- We are invited into the story as participants, as characters. And characters in stories change and grow—or they are boring, lifeless characters.
- When we have this unusual story about Samuel, we are supposed to somehow see ourselves in it.
- And when we look at our lives, we think about this and all the other Bible stories and we find situations in our lives that match their situations and we apply what happened to them to our own lives… Well that’s called living faith, embodied faith, the story of faith.
- Anybody here ever done the improv exercise, “Yes and …”
- Somebody says something…
- And you are supposed to respond with “Yes and …” Then we keep building a shared story.
- So I say, “It is snowing outside.” and you say “Yes; it’s a good thing I brought my dog sled.”
- And I say, “Yes, and unfortunately there is a bear attacking the dogs.” And you say, “Yes and my dogs are trained bear fighters.”
- And I say, “Yes and that means we are eating roasted bear for dinner. I always have catsup with my roasted bear…”
- You get it, right?
- So I had this idea that we could turn ‘Yes and’ into a liturgical response.
- So I’m going to read some lines from the Bible, from 1 John 4, and instead of you saying “Amen” or “Praise God” or something.

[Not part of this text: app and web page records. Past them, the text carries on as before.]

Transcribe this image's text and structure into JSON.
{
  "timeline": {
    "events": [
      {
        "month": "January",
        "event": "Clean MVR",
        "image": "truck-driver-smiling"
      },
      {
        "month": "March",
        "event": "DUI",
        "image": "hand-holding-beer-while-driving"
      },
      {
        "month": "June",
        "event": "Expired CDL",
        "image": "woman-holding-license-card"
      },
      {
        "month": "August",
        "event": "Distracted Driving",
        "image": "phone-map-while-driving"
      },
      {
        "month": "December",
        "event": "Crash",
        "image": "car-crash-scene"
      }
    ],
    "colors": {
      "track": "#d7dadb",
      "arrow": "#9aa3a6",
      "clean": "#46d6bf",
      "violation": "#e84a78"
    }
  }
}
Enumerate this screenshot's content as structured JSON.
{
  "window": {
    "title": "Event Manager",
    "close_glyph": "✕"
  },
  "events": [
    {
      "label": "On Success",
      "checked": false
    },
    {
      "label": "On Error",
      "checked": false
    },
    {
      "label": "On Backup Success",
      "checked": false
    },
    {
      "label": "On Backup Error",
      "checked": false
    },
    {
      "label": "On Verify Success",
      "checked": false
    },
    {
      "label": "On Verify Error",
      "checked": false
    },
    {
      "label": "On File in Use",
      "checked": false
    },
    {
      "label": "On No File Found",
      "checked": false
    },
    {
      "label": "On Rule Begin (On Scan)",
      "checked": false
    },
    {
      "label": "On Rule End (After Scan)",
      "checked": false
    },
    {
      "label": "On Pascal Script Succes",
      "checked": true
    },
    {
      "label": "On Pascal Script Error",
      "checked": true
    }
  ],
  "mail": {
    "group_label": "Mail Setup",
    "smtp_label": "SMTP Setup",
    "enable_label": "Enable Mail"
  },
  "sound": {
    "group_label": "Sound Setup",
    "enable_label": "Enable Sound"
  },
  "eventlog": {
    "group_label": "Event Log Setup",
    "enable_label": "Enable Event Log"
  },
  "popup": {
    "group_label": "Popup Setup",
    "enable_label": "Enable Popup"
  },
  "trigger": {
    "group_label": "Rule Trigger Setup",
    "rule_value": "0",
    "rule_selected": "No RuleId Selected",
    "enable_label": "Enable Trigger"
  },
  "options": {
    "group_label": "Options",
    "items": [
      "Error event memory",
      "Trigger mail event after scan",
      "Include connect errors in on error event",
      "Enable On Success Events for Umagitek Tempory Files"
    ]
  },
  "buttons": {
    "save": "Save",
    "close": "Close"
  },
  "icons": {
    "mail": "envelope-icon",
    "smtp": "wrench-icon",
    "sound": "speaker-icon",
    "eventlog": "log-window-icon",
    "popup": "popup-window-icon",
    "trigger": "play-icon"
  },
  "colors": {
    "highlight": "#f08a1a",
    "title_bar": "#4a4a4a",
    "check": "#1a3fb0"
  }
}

You say “Yes and”.
- Let’s try it out… I’m going to point to cue you. (1 John 4:7-16)
7 Beloved, let us love one another, YA
love is from God; everyone who loves is born of God YA
and they know God. 8 Whoever does not love does not know God, for God is love. YA
9 God’s love was revealed among us in this way: God sent his only Son into the world so that we might live through him. YA
10 In this is love, not that we loved God but that he loved us and sent his Son to be the atoning sacrifice for our sins. YA
11 since God loved us so much, we also ought to love one another. YA
12 No one has ever seen God; if we love one another, God lives in us, and his love is perfected in us. YA
13 By this we know that we abide in him and he in us, because he has given us of his Spirit. YA
14 we have seen and do testify that the Father has sent his Son as the Savior of the world. 15 God abides in those who confess that Jesus is the Son of God, and they abide in God. 16 So we have known and believe the love that God has for us. YA
- Yes and… and ‘what?’ That’s the question isn’t it?
- God has reached out to us in so many ways.
- God has invited us in through acts of creation, invited us through acts of redemption, especially in Christ, and invited us with the sustaining power of the Holy Spirit.
- God has invited us into God’s story.
- Like Samuel we have said: ‘Speak, Lord, for your servant is listening.’
- Which is just a longer way of saying “Yes and”
- We know what the ‘Yes’ means.
- But we won’t know what the ‘And’ is, not until we leave this place and head back into the world. God will reveal our next steps in God’s own time.
- But here’s a clue. When God is involved, there is life, growth change. There is energy.
- Samuel had just begun his long, amazing journey of faith. He had said yes, but he didn’t know what the and would be.
- 67. We don’t either. But can I get one more “Yes And?”